Shaping debate on religion in public life.

Beliefs, Values and Wellbeing

Our research contributes towards progressive, practical changes in church and faith communities, public policy and academia. Following the visionary thinking and social concerns of Archbishop William Temple, our research promotes economic, social and political wellbeing.


The Foundation’s work on the progressive contribution of religion to social, political and economic change has led more recently to engagement and research into the connection between religion and personal ethics, virtues and mental and psychological wellbeing. This engagement explores the connection between religion, theology and popular psychology, leadership and change management, especially in work-based and business environments and local authority partnerships with the community and voluntary sectors.

Temple Tracts

Atherton, John and John Reader (2015) Mapping the Material: Religious Practices in Changing Times (William Temple Foundation).

Hearn, Tina (2017) Religion and the Politics of Flesh (William Temple Foundation)


Atherton, J., Graham E., and Steedman I., (2010) The Practices of Happiness: Political Economy, Religion and Wellbeing (London/New York Routledge, 2011).

Atherton, J., Baker, C., and Reader J., (2012) Christianity and the New Social Order (London: SPCK).

Poole, Eve (2017) Leadersmithing (London: Bloomsbury)

Journal articles

Smith, Greg (2017) Does Faith make you Heathy and Happy? The Case of Evangelical Christians in the UK, The Journal of Religion and Society Vol 19, June 2017

Peter Stokes, Christopher Baker and Jessica Lichy (2016) ‘The Role of Embedded Individual Values, Belief and Attitudes and Spiritual Capital in Shaping Everyday Postsecular Organisational Culture’, European Management Review 13, 37-51 .

Christopher Baker and Maria C Power ‘Ghosts in the Machine: Beliefs, Values and Worldviews in the Workplace and Business Environment’ – under review Sociology of Religion

Book Chapters

Baker, C (2009) ‘Social, Religious and Spiritual capitals: A Psychological Perspective?’ eds. de Souza, M., Francis, L.J., O’Higgins-Norman, J., Scott, D, International handbook of Education for Spirituality, Care and Wellbeing, (London and New York:  Springer).

Reader, J. (2010) ‘Wellbeing or resilience: Blurred encounters between theory and practice’ in The Practices of Happiness: Political Economy, religion and wellbeing edited by Atherton, Graham and Steedman (London and New York : Routledge).

Baker, C (2010) ‘The ‘one in the morning’ knock: exploring the connections between faith, participation and wellbeing’, in (eds.) J.Atherton, E.Graham and I.Steedman, The Practices of Happiness – political economy, religion and wellbeing, (London and New York: Routledge).

Baker, C (2012) ‘Exploring Spiritual Capital – a resource for an uncertain future?, eds.
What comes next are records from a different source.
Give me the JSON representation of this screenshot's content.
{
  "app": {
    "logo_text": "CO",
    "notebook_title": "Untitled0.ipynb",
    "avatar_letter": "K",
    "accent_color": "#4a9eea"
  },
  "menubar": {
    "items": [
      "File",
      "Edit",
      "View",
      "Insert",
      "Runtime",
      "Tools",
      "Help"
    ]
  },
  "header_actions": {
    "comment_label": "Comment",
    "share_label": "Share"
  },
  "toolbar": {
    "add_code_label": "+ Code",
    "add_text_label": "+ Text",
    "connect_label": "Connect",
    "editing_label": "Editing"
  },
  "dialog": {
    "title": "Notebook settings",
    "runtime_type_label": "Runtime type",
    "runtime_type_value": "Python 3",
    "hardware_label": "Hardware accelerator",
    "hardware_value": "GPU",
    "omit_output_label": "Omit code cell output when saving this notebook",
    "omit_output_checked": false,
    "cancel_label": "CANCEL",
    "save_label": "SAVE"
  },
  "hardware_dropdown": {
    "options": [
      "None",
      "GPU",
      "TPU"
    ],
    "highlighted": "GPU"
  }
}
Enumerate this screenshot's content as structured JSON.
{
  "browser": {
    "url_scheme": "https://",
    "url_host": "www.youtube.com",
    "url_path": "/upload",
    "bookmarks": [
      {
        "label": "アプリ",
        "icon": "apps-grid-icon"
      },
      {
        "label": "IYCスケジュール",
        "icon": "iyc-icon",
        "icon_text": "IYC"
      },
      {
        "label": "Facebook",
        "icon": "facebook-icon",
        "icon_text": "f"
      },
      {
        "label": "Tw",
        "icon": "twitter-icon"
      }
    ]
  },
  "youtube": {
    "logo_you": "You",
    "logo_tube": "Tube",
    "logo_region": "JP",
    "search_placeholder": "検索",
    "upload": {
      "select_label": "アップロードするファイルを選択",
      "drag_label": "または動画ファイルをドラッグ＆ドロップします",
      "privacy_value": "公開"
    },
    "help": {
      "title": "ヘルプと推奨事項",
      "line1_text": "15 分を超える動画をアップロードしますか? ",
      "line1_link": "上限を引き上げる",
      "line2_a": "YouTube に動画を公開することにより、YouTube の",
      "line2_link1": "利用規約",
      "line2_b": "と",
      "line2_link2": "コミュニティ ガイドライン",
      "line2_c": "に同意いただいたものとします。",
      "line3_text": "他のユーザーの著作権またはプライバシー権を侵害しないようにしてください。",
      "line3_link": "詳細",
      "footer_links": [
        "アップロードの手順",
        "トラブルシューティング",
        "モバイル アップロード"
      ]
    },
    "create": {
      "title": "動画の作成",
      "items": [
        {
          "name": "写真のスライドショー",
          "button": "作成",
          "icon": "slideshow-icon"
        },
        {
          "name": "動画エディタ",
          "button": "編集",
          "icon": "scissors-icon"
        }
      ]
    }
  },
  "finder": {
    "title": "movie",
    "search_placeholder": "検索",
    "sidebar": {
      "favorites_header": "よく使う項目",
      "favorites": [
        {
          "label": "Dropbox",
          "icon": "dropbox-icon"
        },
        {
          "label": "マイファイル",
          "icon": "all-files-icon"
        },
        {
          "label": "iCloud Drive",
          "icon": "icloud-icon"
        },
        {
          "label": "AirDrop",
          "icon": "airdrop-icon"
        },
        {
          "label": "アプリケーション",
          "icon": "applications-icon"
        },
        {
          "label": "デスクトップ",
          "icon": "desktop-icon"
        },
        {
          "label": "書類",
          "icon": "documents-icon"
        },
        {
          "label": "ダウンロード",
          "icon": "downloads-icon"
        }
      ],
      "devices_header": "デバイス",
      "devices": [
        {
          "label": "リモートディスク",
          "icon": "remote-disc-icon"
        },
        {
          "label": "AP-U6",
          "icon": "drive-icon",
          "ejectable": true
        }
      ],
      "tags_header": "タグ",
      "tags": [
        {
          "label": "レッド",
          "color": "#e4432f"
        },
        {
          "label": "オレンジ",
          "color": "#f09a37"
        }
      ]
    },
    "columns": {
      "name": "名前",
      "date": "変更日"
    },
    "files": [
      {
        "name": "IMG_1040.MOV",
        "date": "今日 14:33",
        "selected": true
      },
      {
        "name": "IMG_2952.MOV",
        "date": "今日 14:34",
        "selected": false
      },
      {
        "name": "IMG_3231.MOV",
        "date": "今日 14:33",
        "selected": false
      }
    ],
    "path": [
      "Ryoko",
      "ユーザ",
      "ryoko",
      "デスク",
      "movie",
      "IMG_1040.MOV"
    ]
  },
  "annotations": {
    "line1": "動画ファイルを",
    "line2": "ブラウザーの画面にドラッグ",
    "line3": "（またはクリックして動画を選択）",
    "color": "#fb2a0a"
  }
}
M. O’Sullivan and B. Flanagan, Spiritual Capital – Spirituality in Practice in Christian Perspective, (Farnham: Ashgate).
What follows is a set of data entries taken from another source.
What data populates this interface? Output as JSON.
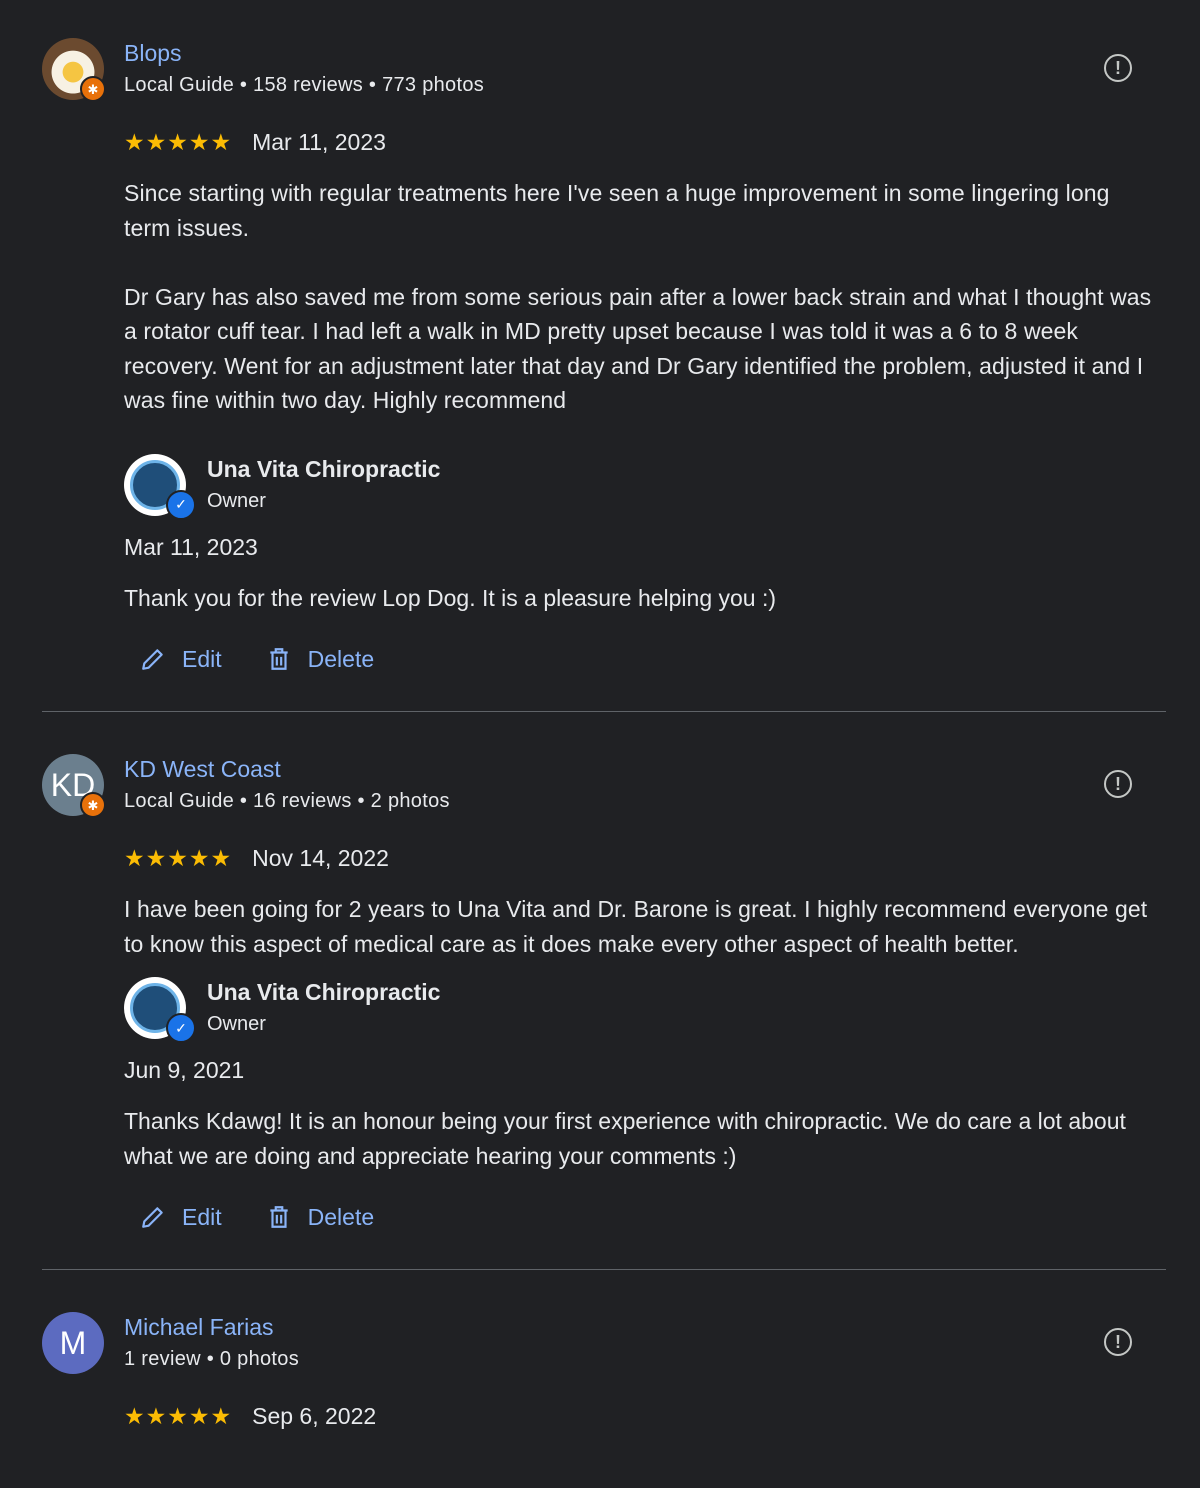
{
  "reviews": [
    {
      "name": "Blops",
      "meta": "Local Guide • 158 reviews • 773 photos",
      "avatar_letters": "",
      "stars": "★★★★★",
      "date": "Mar 11, 2023",
      "text": "Since starting with regular treatments here I've seen a huge improvement in some lingering long term issues.\n\nDr Gary has also saved me from some serious pain after a lower back strain and what I thought was a rotator cuff tear. I had left a walk in MD pretty upset because I was told it was a 6 to 8 week recovery. Went for an adjustment later that day and Dr Gary identified the problem, adjusted it and I was fine within two day. Highly recommend",
      "owner_name": "Una Vita Chiropractic",
      "owner_role": "Owner",
      "reply_date": "Mar 11, 2023",
      "reply_text": "Thank you for the review Lop Dog. It is a pleasure helping you :)",
      "edit_label": "Edit",
      "delete_label": "Delete"
    },
    {
      "name": "KD West Coast",
      "meta": "Local Guide • 16 reviews • 2 photos",
      "avatar_letters": "KD",
      "stars": "★★★★★",
      "date": "Nov 14, 2022",
      "text": "I have been going for 2 years to Una Vita and Dr. Barone is great. I highly recommend everyone get to know this aspect of medical care as it does make every other aspect of health better.",
      "owner_name": "Una Vita Chiropractic",
      "owner_role": "Owner",
      "reply_date": "Jun 9, 2021",
      "reply_text": "Thanks Kdawg! It is an honour being your first experience with chiropractic. We do care a lot about what we are doing and appreciate hearing your comments :)",
      "edit_label": "Edit",
      "delete_label": "Delete"
    },
    {
      "name": "Michael Farias",
      "meta": "1 review • 0 photos",
      "avatar_letters": "M",
      "stars": "★★★★★",
      "date": "Sep 6, 2022"
    }
  ],
  "colors": {
    "background": "#202124",
    "link": "#8ab4f8",
    "star": "#fbbc04",
    "local_guide_badge": "#e8710a",
    "verified": "#1a73e8"
  }
}
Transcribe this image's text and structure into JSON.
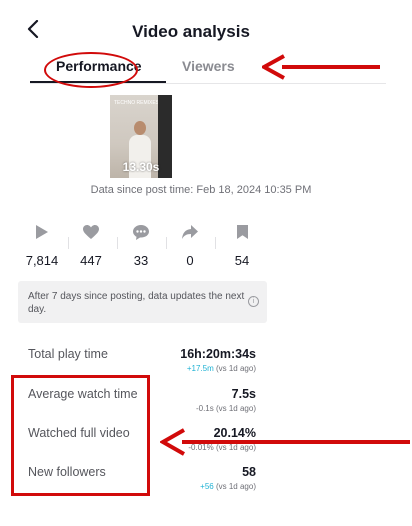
{
  "header": {
    "back_icon": "chevron-left-icon",
    "title": "Video analysis"
  },
  "tabs": [
    {
      "label": "Performance",
      "active": true
    },
    {
      "label": "Viewers",
      "active": false
    }
  ],
  "video": {
    "duration": "13.30s",
    "caption": "TECHNO REMIXES >"
  },
  "data_since": "Data since post time: Feb 18, 2024 10:35 PM",
  "stats": [
    {
      "icon": "play-icon",
      "value": "7,814"
    },
    {
      "icon": "heart-icon",
      "value": "447"
    },
    {
      "icon": "comment-icon",
      "value": "33"
    },
    {
      "icon": "share-icon",
      "value": "0"
    },
    {
      "icon": "bookmark-icon",
      "value": "54"
    }
  ],
  "notice": {
    "text": "After 7 days since posting, data updates the next day.",
    "icon": "info-icon"
  },
  "metrics": [
    {
      "label": "Total play time",
      "value": "16h:20m:34s",
      "delta_num": "+17.5m",
      "delta_rest": " (vs 1d ago)",
      "delta_positive": true
    },
    {
      "label": "Average watch time",
      "value": "7.5s",
      "delta_num": "-0.1s",
      "delta_rest": " (vs 1d ago)",
      "delta_positive": false
    },
    {
      "label": "Watched full video",
      "value": "20.14%",
      "delta_num": "-0.01%",
      "delta_rest": " (vs 1d ago)",
      "delta_positive": false
    },
    {
      "label": "New followers",
      "value": "58",
      "delta_num": "+56",
      "delta_rest": " (vs 1d ago)",
      "delta_positive": true
    }
  ],
  "colors": {
    "annotation": "#d10a0a",
    "positive_delta": "#20b2d4",
    "icon_gray": "#9a9ba0"
  }
}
Baker, C (2013) ‘Measuring the F factor – happiness, resilience and spiritual capital in public policy’. Paper given at the Spirituality and Addiction conference: 20 February 2013, University of Chester, Chester Centre for Faiths and Public Policy.